(Records supplied Opens)
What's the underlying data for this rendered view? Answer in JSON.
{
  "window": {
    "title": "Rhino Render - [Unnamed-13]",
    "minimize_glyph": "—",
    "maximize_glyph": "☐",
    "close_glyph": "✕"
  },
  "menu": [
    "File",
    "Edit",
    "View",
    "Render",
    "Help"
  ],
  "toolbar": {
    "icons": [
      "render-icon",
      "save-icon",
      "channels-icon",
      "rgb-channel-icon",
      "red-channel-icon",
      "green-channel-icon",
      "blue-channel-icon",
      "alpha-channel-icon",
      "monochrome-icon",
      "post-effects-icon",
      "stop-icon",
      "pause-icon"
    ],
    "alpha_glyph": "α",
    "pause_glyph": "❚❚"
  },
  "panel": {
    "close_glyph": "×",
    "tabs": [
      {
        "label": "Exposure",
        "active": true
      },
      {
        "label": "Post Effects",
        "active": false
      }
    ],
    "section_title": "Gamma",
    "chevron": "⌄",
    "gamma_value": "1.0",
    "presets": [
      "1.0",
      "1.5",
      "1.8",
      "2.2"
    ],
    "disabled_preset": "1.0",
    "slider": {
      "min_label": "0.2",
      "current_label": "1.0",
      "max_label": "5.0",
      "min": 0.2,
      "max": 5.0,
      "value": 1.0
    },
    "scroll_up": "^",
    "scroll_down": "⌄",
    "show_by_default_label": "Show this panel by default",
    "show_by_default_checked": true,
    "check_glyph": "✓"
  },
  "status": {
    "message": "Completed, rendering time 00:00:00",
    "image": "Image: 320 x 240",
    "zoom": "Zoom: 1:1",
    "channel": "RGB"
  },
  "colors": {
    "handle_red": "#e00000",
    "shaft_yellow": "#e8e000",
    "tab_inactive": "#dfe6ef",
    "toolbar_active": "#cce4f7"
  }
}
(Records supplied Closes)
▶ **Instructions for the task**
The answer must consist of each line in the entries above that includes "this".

▶ **Completed task**
What's the underlying data for this rendered view? Answer in JSON.
    "show_by_default_label": "Show this panel by default",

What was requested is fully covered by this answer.